++++ Supplied information

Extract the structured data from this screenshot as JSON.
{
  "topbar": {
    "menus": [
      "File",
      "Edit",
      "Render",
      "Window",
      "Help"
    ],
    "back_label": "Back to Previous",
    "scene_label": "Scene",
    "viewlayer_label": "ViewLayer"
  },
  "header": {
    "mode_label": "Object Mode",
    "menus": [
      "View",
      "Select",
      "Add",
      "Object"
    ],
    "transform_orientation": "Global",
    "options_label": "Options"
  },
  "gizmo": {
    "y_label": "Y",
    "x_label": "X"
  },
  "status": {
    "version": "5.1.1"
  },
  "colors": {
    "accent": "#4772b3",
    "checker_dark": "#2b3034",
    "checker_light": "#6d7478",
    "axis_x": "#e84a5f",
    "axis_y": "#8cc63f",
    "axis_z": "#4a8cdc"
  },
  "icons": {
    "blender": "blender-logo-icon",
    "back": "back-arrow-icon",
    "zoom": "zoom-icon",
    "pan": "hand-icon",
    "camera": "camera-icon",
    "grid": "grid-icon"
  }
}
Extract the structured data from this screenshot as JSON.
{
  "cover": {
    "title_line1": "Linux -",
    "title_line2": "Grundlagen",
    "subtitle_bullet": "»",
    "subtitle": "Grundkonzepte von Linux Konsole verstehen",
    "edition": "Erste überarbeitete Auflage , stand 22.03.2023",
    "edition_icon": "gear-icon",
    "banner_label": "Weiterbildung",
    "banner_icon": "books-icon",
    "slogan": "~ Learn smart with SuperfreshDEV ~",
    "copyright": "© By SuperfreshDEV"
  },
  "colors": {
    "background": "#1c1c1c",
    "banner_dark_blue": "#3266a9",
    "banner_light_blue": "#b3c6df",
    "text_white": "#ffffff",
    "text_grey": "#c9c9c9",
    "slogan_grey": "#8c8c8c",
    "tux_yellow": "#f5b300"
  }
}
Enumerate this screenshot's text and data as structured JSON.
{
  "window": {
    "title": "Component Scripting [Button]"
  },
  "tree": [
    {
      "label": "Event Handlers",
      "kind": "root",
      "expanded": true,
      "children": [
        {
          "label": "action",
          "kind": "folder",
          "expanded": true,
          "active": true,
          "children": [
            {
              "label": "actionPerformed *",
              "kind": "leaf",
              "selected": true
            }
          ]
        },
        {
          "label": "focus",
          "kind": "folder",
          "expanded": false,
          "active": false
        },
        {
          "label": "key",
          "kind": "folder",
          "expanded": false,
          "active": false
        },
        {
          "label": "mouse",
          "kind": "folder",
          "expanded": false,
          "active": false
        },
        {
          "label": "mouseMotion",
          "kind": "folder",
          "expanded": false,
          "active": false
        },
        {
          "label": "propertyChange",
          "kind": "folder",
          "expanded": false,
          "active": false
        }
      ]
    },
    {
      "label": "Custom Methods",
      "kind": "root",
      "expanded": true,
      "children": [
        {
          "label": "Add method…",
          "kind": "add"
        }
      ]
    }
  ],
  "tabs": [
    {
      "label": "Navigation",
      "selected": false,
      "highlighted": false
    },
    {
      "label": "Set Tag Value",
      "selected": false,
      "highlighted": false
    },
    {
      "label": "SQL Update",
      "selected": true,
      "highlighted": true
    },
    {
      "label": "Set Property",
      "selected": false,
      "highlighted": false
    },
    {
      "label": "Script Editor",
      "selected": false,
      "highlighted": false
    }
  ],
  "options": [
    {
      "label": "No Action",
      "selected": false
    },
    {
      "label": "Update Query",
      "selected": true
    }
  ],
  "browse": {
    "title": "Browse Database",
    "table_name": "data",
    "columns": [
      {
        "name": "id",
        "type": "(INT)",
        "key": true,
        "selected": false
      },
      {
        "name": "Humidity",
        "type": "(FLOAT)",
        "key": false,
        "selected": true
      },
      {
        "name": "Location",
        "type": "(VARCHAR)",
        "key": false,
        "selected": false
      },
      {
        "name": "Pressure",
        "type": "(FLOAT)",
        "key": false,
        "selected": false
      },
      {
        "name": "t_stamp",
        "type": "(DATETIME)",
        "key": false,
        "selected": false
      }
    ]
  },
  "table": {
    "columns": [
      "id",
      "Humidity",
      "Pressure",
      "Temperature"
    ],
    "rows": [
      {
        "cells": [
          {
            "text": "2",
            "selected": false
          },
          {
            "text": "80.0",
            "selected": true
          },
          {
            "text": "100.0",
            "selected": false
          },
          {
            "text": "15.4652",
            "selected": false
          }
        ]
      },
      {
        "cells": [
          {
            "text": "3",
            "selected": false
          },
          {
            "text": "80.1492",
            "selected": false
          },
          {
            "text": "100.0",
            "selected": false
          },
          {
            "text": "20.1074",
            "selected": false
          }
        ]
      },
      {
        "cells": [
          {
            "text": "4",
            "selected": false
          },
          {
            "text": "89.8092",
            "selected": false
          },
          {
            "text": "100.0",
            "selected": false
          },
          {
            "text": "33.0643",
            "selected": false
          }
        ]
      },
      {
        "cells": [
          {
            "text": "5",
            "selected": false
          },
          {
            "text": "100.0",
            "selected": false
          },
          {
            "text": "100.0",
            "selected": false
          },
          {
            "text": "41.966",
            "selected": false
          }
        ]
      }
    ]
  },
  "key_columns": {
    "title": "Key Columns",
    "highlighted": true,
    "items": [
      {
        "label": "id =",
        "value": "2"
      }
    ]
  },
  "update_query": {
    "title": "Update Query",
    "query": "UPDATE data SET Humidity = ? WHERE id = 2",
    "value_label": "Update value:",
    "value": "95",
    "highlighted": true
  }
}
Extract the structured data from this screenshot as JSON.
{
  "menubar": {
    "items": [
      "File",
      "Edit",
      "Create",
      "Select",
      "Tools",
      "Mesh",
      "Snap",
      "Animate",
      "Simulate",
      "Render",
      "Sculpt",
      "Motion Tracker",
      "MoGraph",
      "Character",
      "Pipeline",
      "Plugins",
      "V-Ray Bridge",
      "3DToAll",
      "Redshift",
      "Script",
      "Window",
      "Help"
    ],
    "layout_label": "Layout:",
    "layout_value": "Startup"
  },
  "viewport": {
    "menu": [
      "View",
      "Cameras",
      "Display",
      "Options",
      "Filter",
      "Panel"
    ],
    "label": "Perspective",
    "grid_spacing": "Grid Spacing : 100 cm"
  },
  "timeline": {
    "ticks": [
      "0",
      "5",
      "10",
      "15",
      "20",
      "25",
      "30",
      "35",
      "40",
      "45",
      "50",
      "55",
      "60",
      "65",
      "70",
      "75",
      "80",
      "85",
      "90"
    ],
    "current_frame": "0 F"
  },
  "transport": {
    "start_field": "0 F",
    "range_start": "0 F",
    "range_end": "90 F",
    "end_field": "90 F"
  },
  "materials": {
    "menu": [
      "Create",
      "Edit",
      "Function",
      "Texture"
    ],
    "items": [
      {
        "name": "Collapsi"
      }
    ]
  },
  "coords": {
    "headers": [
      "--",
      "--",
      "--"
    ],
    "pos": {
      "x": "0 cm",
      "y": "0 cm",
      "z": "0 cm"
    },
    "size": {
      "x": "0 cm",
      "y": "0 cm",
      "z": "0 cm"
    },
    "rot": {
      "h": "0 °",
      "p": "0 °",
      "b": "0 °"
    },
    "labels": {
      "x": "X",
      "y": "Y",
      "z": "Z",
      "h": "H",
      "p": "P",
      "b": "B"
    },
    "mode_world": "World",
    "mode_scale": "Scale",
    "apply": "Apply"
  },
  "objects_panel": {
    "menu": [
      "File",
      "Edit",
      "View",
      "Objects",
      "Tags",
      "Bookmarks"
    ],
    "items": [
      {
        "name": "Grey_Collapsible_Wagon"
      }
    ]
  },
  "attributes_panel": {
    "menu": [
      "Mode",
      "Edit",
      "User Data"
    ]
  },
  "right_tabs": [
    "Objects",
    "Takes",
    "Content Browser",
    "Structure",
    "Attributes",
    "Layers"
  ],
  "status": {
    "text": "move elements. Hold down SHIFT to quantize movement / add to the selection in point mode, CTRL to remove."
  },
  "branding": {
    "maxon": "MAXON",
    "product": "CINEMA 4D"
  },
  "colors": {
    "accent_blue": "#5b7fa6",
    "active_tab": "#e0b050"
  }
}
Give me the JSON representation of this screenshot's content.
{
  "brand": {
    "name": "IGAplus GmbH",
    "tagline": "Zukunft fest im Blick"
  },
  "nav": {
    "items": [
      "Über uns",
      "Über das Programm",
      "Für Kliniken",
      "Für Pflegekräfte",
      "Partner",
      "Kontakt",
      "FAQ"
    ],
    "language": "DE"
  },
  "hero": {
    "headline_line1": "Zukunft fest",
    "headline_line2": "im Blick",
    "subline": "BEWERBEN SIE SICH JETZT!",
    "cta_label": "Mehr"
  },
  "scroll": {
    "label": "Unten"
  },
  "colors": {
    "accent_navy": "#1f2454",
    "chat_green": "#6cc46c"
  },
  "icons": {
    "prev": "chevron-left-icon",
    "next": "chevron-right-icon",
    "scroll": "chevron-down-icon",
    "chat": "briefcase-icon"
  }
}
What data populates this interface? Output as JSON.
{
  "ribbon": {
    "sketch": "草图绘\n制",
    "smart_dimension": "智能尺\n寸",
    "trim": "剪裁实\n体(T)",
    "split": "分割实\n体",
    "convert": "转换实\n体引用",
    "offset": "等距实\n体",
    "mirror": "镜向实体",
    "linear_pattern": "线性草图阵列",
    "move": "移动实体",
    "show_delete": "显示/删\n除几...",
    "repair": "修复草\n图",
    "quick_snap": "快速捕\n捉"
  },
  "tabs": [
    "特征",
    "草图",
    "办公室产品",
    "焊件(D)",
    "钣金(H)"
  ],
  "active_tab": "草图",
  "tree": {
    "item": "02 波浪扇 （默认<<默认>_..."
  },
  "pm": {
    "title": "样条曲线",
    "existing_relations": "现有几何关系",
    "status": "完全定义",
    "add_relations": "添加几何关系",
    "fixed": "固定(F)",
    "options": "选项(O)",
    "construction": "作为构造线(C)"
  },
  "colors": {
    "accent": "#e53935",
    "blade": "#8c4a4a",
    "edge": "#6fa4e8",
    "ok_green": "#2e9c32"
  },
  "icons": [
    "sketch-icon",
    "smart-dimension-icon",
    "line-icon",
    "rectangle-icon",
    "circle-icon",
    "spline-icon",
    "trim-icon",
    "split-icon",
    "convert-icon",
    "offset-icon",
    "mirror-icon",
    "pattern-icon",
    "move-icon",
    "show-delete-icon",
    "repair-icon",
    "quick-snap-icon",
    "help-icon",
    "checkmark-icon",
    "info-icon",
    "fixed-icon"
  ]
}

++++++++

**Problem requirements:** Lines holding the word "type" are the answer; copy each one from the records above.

**Reply:**
        "type": "(INT)",
        "type": "(FLOAT)",
        "type": "(VARCHAR)",
        "type": "(FLOAT)",
        "type": "(DATETIME)",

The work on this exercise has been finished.